UBC Theses and Dissertations
Urban dwellers and neighborhood nature : exploring urban residents' connection to place, community, and environment Church, Sarah P.
Urban residents, in part due to issues of urban form and lifestyle choice, have become both physically and cognitively disconnected from the environment and natural processes – a disconnection that has contributed to decisions that have led to over consumption of natural resources and degradation of Earth. The form of the built environment has contributed to this separation, with city development embedded within infrastructures of concrete and pavement. Further, there is little attention paid to smaller scale integration of nature at the neighborhood level that might allow for frequent resident contact and activity. Today, whether in growth or decline, cities are faced with regulatory obligations and crumbling infrastructure. These issues are compounded by the pressing need to address sustainable development and resilience in the face of uncertainty around climate change and the need for reduced oil use. Incremental urban restructuring of neighborhoods through planning and designing to the specifics of local ecology (place-based design) has the potential to restore a balance between urban areas and natural systems. I therefore studied how urban residents perceive and interact with these systems in order to answer the question: How does active involvement in Portland’s Tabor to the River watershed health program foster place-based awareness and environmental learning? This dissertation is an exploratory qualitative case study undertaken in Portland, Oregon in which I conducted 42 semi-structured interviews of community members and 14 experts. I explored how urban nature and sustainable stormwater infrastructure in the city is seen, perceived, and experienced by urban residents, and how these perceptions influence a human connection to nature and local environmental knowledge. My analysis found that in order to address a human connection to nature and influence environmental learning, the following aspects of urban retrofit should be considered: 1) Integrate a foundation of nature in the city for everyday life; 2) Incorporate multiple scales and types of nature for multiple experiences; 3) Ensure access to nature through walking and cycling; 4) Provide opportunities for hands on work in nature and personal control of space.

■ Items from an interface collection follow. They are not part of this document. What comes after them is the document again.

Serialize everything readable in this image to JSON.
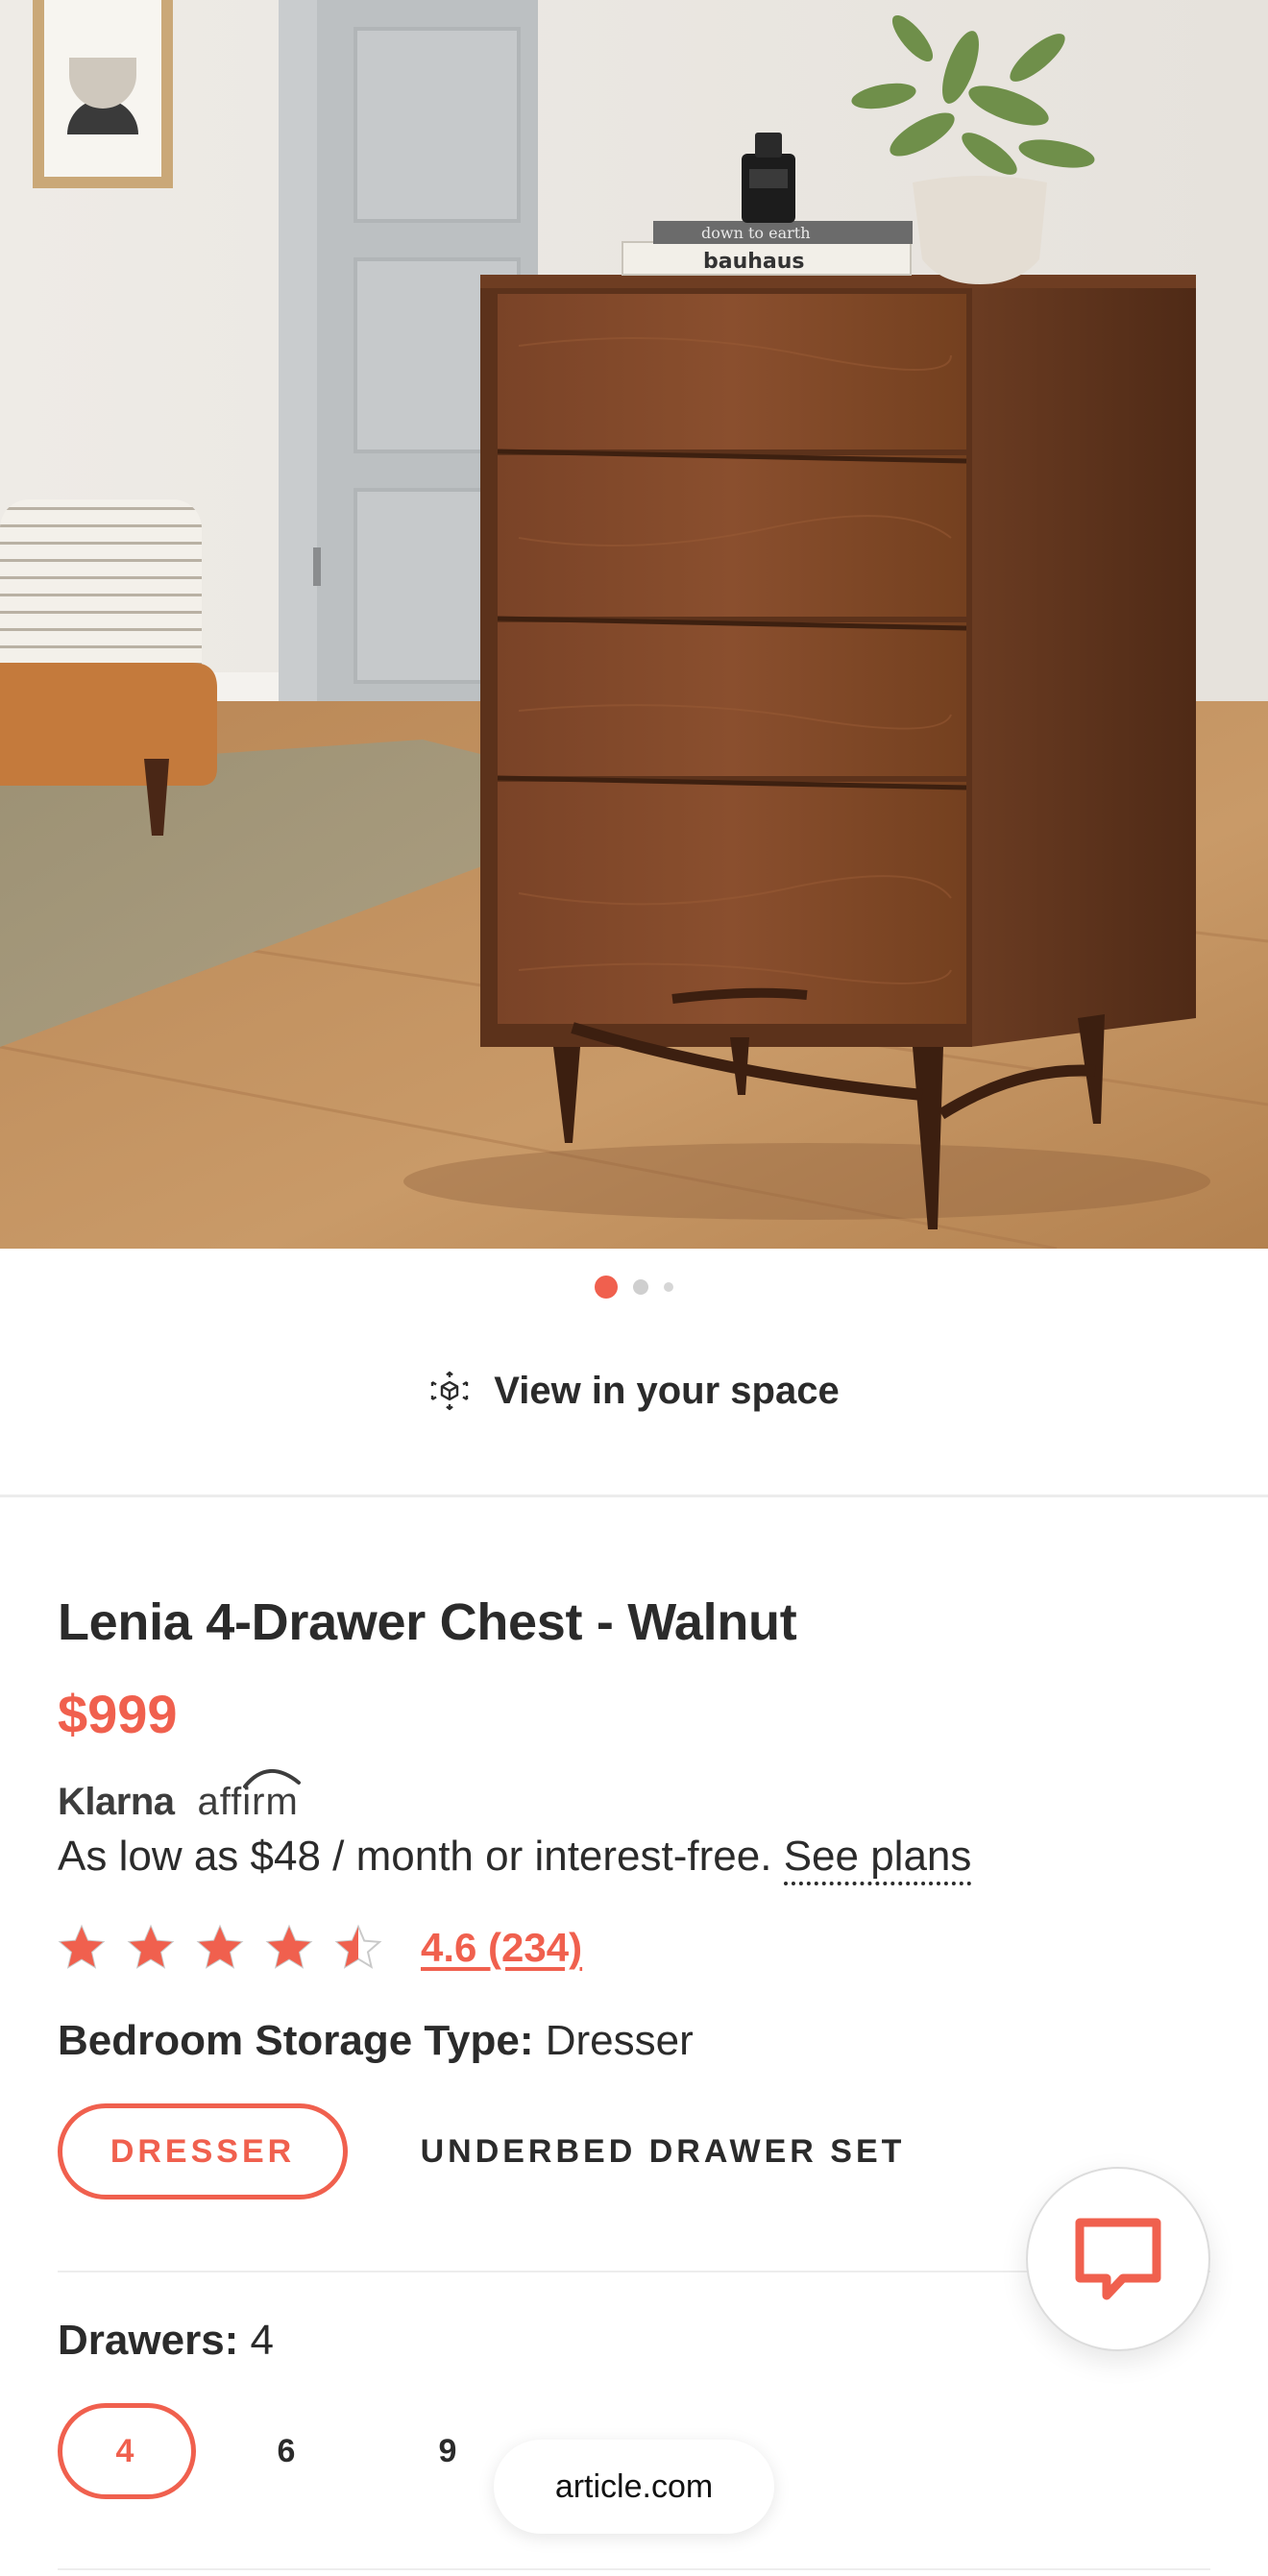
{
  "colors": {
    "accent": "#f0604e",
    "text": "#2b2b2b",
    "divider": "#ececec"
  },
  "gallery": {
    "image_alt": "Walnut 4-drawer chest in a bedroom",
    "book_top_text": "down to earth",
    "book_bottom_text": "bauhaus",
    "slide_count": 3,
    "active_slide": 1
  },
  "view_in_space": {
    "icon": "ar-cube-icon",
    "label": "View in your space"
  },
  "product": {
    "title": "Lenia 4-Drawer Chest - Walnut",
    "price": "$999",
    "financing": {
      "provider_1": "Klarna",
      "provider_2": "affirm",
      "text": "As low as $48 / month or interest-free.",
      "link": "See plans"
    },
    "rating": {
      "value": 4.6,
      "stars_max": 5,
      "label": "4.6 (234)"
    }
  },
  "options": {
    "storage_type": {
      "label": "Bedroom Storage Type:",
      "value": "Dresser",
      "choices": [
        "DRESSER",
        "UNDERBED DRAWER SET"
      ],
      "selected": 0
    },
    "drawers": {
      "label": "Drawers:",
      "value": "4",
      "choices": [
        "4",
        "6",
        "9"
      ],
      "selected": 0
    }
  },
  "chat": {
    "icon": "chat-bubble-icon"
  },
  "browser": {
    "url": "article.com"
  }
}
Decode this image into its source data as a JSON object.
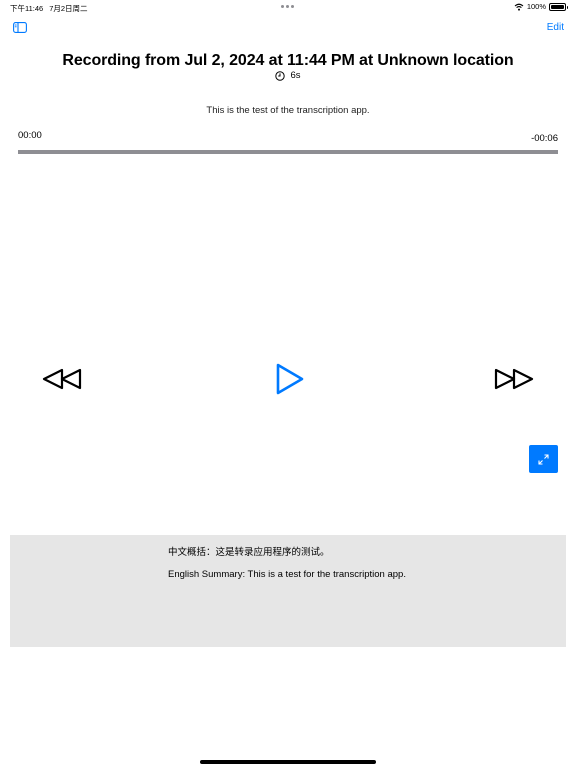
{
  "status_bar": {
    "time": "下午11:46",
    "date": "7月2日周二",
    "battery": "100%"
  },
  "nav": {
    "edit_label": "Edit"
  },
  "recording": {
    "title": "Recording from Jul 2, 2024 at 11:44 PM at Unknown location",
    "duration": "6s",
    "transcript": "This is the test of the transcription app."
  },
  "player": {
    "current_time": "00:00",
    "remaining_time": "-00:06",
    "progress": 0
  },
  "summary": {
    "chinese": "中文概括：这是转录应用程序的测试。",
    "english": "English Summary: This is a test for the transcription app."
  },
  "colors": {
    "accent": "#007aff",
    "track": "#8e8e93",
    "panel": "#e6e6e6"
  },
  "icons": [
    "wifi-icon",
    "battery-icon",
    "sidebar-toggle-icon",
    "clock-icon",
    "rewind-icon",
    "play-icon",
    "fast-forward-icon",
    "expand-icon"
  ]
}
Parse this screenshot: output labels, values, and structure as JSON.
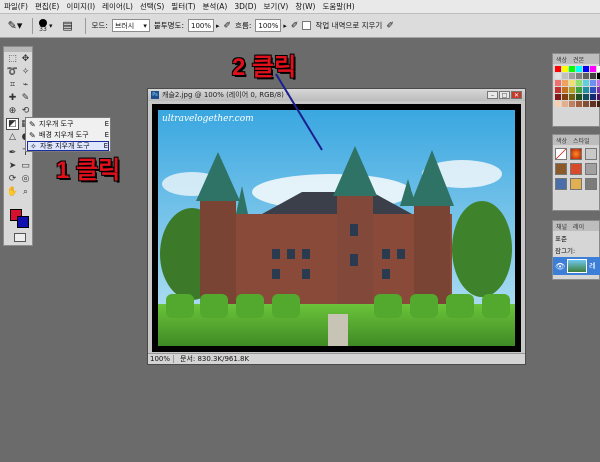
{
  "menubar": {
    "items": [
      "파일(F)",
      "편집(E)",
      "이미지(I)",
      "레이어(L)",
      "선택(S)",
      "필터(T)",
      "분석(A)",
      "3D(D)",
      "보기(V)",
      "창(W)",
      "도움말(H)"
    ]
  },
  "options": {
    "brush_size": "33",
    "mode_label": "모드:",
    "mode_value": "브러시",
    "opacity_label": "불투명도:",
    "opacity_value": "100%",
    "flow_label": "흐름:",
    "flow_value": "100%",
    "erase_history_label": "작업 내역으로 지우기"
  },
  "flyout": {
    "items": [
      {
        "label": "지우개 도구",
        "key": "E"
      },
      {
        "label": "배경 지우개 도구",
        "key": "E"
      },
      {
        "label": "자동 지우개 도구",
        "key": "E"
      }
    ]
  },
  "annotations": {
    "step1": "1 클릭",
    "step2": "2 클릭"
  },
  "document": {
    "title": "캐슬2.jpg @ 100% (레이어 0, RGB/8) *",
    "watermark": "ultravelogether.com",
    "zoom": "100%",
    "status_info": "문서: 830.3K/961.8K"
  },
  "panels": {
    "swatches_tabs": [
      "색상",
      "견본"
    ],
    "styles_tabs": [
      "색상",
      "스타일"
    ],
    "layers_tabs": [
      "채널",
      "레이"
    ],
    "layers_mode": "표준",
    "layers_lock_label": "잠그기:",
    "layer_name": "레"
  },
  "colors": {
    "foreground": "#d8102f",
    "background": "#1010b0",
    "annotation": "#e0101c",
    "selection": "#1a2aa0"
  }
}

Item Citations and Data
Attribution-NonCommercial-NoDerivatives 4.0 International